Task brief: Set down the records again, keeping each line exactly as it is.

───── Provided material ─────

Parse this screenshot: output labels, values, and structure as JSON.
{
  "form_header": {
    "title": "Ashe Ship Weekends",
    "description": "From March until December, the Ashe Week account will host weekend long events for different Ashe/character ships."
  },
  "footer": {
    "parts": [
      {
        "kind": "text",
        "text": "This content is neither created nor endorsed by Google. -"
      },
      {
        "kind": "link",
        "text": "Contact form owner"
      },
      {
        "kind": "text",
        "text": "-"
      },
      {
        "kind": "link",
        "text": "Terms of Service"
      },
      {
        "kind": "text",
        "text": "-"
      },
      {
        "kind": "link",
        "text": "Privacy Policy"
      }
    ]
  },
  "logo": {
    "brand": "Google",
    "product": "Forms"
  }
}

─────

Problem solution:
Parse this screenshot: output labels, values, and structure as JSON.
{
  "form_header": {
    "title": "Ashe Ship Weekends",
    "description": "From March until December, the Ashe Week account will host weekend long events for different Ashe/character ships."
  },
  "footer": {
    "parts": [
      {
        "kind": "text",
        "text": "This content is neither created nor endorsed by Google. -"
      },
      {
        "kind": "link",
        "text": "Contact form owner"
      },
      {
        "kind": "text",
        "text": "-"
      },
      {
        "kind": "link",
        "text": "Terms of Service"
      },
      {
        "kind": "text",
        "text": "-"
      },
      {
        "kind": "link",
        "text": "Privacy Policy"
      }
    ]
  },
  "logo": {
    "brand": "Google",
    "product": "Forms"
  }
}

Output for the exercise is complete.